Note: This article was first published at 11.24am on 14 November. It is reproduced here ahead of tonight’s programme.
THE MINISTRY OF Defence in Britain has referred a number of allegations against one of its units that operated in the 1970s to police.
Details of how the British Army allegedly ran a secret undercover unit during the Troubles in the 1970s will be revealed in a Panorama programme to be shown on BBC One next Thursday.
The Military Reconnaissance/Reaction Force (MRF) had only existed for about 14 months when it was disbanded in 1972. At the time, senior army figures said the plain-clothed soldiers operated in Belfast for the purpose of ‘reconnaissance’ so they could keep an eye on what the IRA were doing.
During his investigation, BBC reporter John Ware spoke to some of the unit’s former members. According to the broadcaster, they break their silence for the first time in 40 years and speak candidly about “how they took the war to the IRA, sometimes even imitating the IRA itself”.
Although the soldiers believe they saved many lives, Panorama says it has uncovered evidence that reveals some members operated outside the law, “firing on and killing unarmed civilians”.
Those allegations have been passed to police by the MOD.
Padraig Ó Muirigh, a solicitor for two families who will feature in the documentary, has called on the Attorney General to launch fresh inquiries into the deaths of Patrick McVeigh in May 1972 and Daniel Rooney in September 1972.
A Belfast native and shipbuilder, McVeigh was gunned down in a drive-by shooting on the night of 12 May 1972.
Rooney was just 19 when he was shot by the secret unit. He had been standing with a friend in the Falls area when the shots were fired from a passing car.
In a statement issued to TheJournal.ie, the solicitor said:
“We believe this programme will shed further light in relation to the role of the British Army in the conflict in the north of Ireland. The unlawful actions of the British Army undercover unit, the Military Reaction Force, which included civilian assassinations to achieve military solutions to the conflict, is a damning indictment of British Government policy.
“The families of Patrick McVeigh and Daniel Rooney will be making an application to the Attorney-General to direct fresh inquests into the circumstances of the deaths of their loved ones. They will also be issuing civil proceedings against the British Ministry of Defence in light of new evidence uncovered by John Ware and the BBC.”

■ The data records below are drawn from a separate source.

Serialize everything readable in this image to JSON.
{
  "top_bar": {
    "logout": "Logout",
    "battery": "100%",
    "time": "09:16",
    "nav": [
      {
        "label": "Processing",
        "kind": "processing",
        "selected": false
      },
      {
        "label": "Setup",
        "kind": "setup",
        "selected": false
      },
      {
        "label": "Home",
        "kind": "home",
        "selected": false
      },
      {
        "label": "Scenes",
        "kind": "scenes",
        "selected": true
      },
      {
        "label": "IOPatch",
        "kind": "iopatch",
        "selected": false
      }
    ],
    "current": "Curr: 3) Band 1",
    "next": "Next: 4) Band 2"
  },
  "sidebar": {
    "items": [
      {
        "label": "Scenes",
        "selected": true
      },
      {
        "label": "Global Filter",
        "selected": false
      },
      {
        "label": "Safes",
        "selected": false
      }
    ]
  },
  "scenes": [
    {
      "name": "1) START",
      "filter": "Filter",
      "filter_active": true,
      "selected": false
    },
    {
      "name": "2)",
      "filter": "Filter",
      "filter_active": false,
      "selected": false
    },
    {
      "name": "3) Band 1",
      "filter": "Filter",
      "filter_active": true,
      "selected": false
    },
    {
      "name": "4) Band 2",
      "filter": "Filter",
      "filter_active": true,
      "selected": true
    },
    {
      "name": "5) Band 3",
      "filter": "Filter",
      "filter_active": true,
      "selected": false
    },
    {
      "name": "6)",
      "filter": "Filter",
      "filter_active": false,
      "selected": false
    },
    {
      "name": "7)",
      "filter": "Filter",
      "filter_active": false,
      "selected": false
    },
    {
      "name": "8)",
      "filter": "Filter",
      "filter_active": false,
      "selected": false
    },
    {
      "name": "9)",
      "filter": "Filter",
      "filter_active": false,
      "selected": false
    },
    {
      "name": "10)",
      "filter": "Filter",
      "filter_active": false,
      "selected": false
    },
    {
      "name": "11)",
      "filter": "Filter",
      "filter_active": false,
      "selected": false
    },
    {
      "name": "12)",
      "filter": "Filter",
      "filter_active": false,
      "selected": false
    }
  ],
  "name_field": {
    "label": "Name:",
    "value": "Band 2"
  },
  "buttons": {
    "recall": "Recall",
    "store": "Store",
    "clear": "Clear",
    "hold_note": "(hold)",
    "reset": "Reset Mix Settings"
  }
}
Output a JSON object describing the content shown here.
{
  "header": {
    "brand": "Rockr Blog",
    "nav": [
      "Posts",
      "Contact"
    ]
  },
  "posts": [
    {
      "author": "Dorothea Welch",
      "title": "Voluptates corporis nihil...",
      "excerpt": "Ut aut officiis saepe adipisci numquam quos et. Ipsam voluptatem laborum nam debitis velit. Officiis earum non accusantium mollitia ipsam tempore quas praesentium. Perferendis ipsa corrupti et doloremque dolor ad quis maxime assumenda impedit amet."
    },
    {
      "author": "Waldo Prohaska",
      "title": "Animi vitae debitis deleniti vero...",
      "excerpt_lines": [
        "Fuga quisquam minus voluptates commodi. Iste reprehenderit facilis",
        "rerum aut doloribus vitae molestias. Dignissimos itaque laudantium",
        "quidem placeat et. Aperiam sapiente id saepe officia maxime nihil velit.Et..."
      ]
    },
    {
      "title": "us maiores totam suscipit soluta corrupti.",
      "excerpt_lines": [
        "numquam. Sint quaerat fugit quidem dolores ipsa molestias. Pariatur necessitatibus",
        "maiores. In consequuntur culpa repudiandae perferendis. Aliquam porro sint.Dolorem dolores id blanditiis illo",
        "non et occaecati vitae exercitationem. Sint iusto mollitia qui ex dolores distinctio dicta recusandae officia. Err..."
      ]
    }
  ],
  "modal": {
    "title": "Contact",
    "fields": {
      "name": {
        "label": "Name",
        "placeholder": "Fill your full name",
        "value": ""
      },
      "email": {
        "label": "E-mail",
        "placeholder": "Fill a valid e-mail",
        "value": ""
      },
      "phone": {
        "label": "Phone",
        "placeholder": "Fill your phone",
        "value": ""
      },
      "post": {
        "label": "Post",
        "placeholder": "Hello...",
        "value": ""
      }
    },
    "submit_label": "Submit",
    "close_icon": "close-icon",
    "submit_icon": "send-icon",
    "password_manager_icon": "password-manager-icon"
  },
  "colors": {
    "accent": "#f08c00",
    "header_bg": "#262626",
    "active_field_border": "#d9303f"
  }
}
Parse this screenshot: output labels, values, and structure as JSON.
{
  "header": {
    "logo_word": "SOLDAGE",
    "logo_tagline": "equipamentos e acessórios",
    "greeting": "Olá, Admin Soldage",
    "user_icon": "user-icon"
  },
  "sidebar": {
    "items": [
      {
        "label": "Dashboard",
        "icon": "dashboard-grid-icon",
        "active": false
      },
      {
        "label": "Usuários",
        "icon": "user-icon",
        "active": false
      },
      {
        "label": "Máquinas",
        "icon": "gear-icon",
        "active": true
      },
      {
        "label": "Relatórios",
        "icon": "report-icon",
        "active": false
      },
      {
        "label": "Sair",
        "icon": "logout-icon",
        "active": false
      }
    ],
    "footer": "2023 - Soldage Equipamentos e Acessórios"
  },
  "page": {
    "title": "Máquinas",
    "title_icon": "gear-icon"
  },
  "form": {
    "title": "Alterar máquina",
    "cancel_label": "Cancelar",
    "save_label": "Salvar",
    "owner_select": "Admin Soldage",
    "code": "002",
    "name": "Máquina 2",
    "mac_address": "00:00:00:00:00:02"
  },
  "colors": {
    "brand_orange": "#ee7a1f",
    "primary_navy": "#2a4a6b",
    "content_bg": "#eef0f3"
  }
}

First published 11.24am, 14 November.
Panorama: Britain’s Secret Terror Force will air at 9pm tonight.